— Provided entries —
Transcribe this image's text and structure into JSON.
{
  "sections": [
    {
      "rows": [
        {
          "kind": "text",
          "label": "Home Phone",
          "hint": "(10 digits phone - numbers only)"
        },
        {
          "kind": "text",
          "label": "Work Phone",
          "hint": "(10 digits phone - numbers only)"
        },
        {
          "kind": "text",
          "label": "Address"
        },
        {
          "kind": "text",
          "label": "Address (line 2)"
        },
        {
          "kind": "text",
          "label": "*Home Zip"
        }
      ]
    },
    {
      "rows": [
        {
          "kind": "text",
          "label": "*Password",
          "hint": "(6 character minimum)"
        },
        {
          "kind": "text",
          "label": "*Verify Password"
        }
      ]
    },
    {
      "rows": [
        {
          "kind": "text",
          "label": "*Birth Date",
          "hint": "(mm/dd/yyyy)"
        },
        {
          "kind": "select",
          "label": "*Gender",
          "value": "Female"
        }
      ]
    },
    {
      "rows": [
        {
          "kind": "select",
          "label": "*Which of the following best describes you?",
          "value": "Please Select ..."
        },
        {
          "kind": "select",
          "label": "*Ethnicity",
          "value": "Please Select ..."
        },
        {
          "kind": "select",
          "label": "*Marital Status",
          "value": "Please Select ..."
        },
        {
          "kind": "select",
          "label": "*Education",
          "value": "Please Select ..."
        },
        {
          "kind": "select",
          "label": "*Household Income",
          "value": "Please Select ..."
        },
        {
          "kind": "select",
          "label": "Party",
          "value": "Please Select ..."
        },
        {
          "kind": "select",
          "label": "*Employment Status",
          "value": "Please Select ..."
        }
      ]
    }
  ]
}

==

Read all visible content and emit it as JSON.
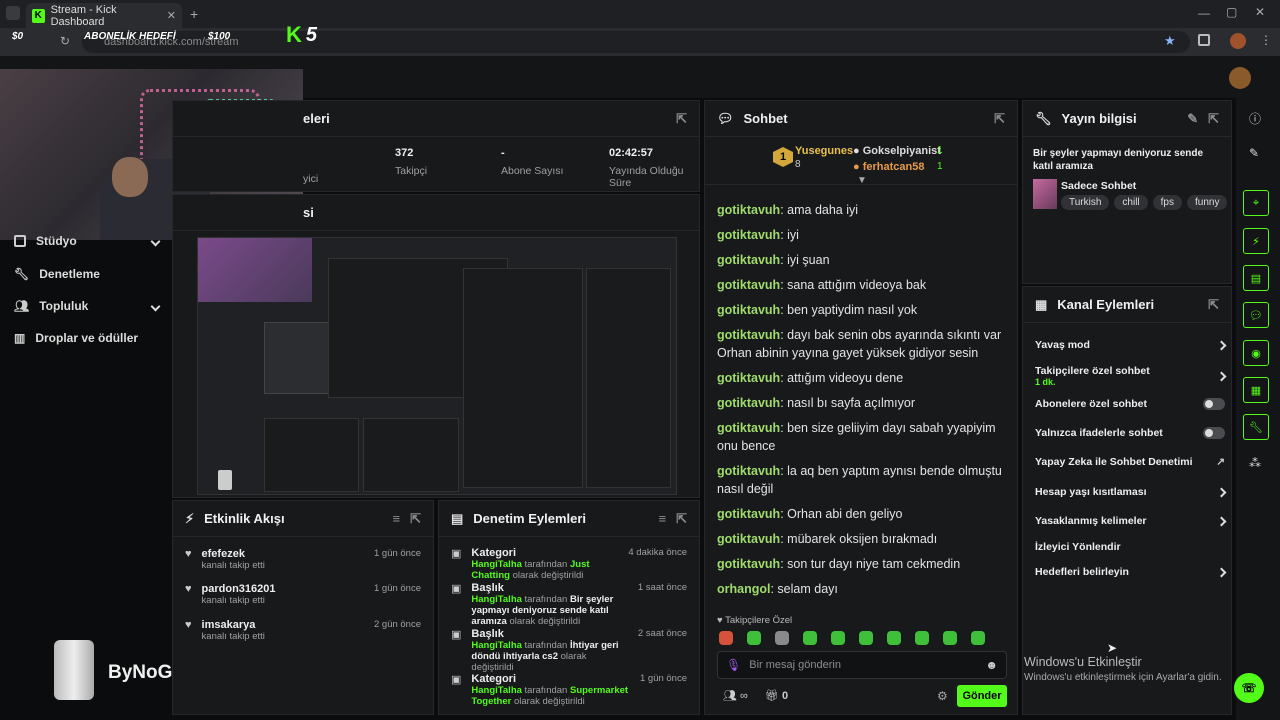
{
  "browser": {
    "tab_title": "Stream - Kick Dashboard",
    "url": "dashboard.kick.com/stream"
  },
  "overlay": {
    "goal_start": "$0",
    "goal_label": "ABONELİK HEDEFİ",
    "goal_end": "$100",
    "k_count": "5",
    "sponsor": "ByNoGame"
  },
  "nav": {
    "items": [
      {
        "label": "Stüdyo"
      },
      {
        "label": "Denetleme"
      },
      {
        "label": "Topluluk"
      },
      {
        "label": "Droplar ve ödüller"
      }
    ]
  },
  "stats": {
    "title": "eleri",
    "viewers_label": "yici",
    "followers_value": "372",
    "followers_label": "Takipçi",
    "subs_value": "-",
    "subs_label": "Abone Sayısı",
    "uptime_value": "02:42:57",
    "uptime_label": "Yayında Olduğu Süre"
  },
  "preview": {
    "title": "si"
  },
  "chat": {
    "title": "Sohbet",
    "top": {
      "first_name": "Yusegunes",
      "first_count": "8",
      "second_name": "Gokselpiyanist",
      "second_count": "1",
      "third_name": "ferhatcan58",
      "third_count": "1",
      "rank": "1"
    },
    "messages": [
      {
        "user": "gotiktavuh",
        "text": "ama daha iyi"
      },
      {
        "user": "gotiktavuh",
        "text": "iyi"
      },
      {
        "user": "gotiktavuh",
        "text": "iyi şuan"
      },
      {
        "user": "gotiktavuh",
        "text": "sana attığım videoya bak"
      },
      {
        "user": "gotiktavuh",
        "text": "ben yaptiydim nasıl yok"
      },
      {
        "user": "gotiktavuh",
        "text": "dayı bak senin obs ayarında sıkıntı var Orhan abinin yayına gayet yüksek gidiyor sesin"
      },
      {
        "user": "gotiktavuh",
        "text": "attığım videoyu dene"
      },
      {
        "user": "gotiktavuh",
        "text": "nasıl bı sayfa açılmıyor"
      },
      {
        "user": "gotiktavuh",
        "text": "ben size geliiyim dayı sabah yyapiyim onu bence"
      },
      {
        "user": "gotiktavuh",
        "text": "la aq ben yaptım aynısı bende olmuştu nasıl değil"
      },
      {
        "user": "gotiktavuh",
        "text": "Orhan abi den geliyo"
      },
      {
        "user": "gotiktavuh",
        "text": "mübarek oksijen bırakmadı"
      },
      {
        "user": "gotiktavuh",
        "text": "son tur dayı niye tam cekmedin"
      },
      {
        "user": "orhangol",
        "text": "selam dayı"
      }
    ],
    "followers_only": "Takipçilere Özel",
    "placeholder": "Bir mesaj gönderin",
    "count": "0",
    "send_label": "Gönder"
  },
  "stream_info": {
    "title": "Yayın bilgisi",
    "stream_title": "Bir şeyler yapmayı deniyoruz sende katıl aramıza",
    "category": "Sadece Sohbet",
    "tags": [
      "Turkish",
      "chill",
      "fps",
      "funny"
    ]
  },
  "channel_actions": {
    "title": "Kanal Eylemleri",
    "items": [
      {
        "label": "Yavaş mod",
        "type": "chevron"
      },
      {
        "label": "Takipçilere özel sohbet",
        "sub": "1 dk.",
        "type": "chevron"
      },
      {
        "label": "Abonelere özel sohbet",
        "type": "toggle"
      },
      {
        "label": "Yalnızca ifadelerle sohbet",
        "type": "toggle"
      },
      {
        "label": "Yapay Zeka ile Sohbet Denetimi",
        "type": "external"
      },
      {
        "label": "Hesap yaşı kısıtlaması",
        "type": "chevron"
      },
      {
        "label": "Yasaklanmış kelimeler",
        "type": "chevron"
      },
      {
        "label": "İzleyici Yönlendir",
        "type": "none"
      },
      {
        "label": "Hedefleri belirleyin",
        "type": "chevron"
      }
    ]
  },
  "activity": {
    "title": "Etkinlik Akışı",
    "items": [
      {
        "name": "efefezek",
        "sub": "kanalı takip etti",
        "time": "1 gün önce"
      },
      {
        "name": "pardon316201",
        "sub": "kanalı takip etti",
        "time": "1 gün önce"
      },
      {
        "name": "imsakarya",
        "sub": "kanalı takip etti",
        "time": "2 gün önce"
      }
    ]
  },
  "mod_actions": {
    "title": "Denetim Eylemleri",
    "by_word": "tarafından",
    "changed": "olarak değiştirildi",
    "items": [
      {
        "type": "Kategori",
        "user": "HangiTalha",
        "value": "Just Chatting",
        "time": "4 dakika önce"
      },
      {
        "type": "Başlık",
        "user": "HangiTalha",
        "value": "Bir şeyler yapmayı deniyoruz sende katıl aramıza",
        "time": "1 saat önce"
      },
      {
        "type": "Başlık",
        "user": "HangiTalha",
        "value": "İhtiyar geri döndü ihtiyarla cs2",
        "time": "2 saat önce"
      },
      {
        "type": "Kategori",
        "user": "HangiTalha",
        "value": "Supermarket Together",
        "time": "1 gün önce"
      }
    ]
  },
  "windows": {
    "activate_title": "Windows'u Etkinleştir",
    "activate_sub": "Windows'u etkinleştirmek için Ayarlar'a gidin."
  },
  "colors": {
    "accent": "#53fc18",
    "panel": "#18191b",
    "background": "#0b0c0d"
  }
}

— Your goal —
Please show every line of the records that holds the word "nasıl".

— Completed task —
        "text": "ben yaptiydim nasıl yok"
        "text": "nasıl bı sayfa açılmıyor"
        "text": "la aq ben yaptım aynısı bende olmuştu nasıl değil"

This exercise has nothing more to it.